The Associated Press reported that the woman’s lawyer, Christine Wechsler, says her client believes she was drugged while having a drink and was sexually assaulted.

The woman, a state employee who does not work for Ellis, has alleged that the lawmaker told her the next morning that the two had had sex. Prior to that evening, she has said that Ellis had pursued her and that she had made it clear she did not want to be involved with him.

Ellis, 49, of Lyndora, did not return multiple calls to his legislative offices and cell phone. He also did not respond to emails seeking an interview, nor to a letter detailing the allegations against him that was delivered to his offices in the state Capitol and district, as well as his homes in Harrisburg and Butler Township, which is near Pittsburgh. It is not known whether he has a lawyer.

Reached for comment, Dauphin County District Attorney Fran Chardo would say only: “I don’t comment on criminal investigations, unless they are already publicly known.”

Jennifer Storm, the state’s victim advocate, said she is working with the victim.
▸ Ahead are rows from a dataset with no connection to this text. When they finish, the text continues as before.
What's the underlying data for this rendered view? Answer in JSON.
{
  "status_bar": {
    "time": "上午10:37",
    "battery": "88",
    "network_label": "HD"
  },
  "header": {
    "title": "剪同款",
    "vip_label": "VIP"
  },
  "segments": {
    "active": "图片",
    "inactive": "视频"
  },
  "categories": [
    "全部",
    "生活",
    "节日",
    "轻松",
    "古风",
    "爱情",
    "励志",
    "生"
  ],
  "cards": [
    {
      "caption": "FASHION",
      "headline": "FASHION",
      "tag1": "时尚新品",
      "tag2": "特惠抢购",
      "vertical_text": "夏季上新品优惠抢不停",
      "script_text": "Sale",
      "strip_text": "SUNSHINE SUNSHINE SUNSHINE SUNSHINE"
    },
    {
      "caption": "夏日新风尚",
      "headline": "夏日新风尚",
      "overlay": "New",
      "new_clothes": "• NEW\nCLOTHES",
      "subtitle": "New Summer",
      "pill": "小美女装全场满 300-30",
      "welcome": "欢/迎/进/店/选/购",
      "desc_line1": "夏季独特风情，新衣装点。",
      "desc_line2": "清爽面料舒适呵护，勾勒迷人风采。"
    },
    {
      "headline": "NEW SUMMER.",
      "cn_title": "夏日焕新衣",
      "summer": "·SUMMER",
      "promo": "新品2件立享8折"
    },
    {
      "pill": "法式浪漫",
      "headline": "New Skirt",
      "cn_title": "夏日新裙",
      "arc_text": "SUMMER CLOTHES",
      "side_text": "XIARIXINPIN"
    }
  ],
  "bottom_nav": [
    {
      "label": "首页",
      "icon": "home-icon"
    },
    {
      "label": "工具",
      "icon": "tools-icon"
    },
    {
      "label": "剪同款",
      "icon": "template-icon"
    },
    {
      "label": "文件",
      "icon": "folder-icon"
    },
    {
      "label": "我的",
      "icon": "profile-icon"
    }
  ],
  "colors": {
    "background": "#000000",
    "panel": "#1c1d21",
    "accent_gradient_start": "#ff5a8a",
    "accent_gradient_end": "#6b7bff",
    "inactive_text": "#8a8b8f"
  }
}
She declined to confirm the existence of any investigation.

But Storm, whose office provides victims of crime with support and advocacy services, said the woman had given “thoughtful consideration to all her options” for many months before making the decision to talk about what had happened to her.

“It’s an incredibly bold and courageous act to come forward when your perpetrator is powerful,” said Storm, later adding: “This is a very hard time for her.”

Top lawyers for House Republicans learned of the allegations against Ellis early last year, and recommended to the person who reported them to contact Chardo’s office because they appeared criminal in nature, according to a legislative source with knowledge of the matter. They also provided information about the House Republican caucus’ sexual harassment policy, and the procedure for filing a complaint with them.

The Inquirer and Daily News and The Caucus are withholding the woman’s name because the newspapers do not identify victims of alleged sexual assault unless they agree to be named.

The alleged assault occurred in late October 2015, according to multiple interviews with people familiar with the allegations. The woman could not consent because she was severely impaired, they said.

In an interview, the woman has said she has struggled emotionally with coming forward.

Ellis, an advocate for business and gun owner rights first elected to the House in 2004, is the second Republican House member in less than a year to be investigated by Chardo’s office on assault allegations.

Last year, two women filed a complaint with House Republicans, alleging they were physically or sexually abused by former state Rep. Nick Miccarelli (R., Delaware).

House Republican lawyers investigated the claims and found the women credible. They called on Miccarelli to resign, but he denied the claims and served out the remainder of his term, which ended last year.

Last month, Chardo ended his investigation into those claims and announced that no charges would be filed against Miccarelli, in part because one of the accusers chose not to go forward. She said her decision was based on the emotional trauma of the process and “the prospect of a long and drawn out criminal proceeding.”

The Tribune News Service and Associated Press contributed to this report.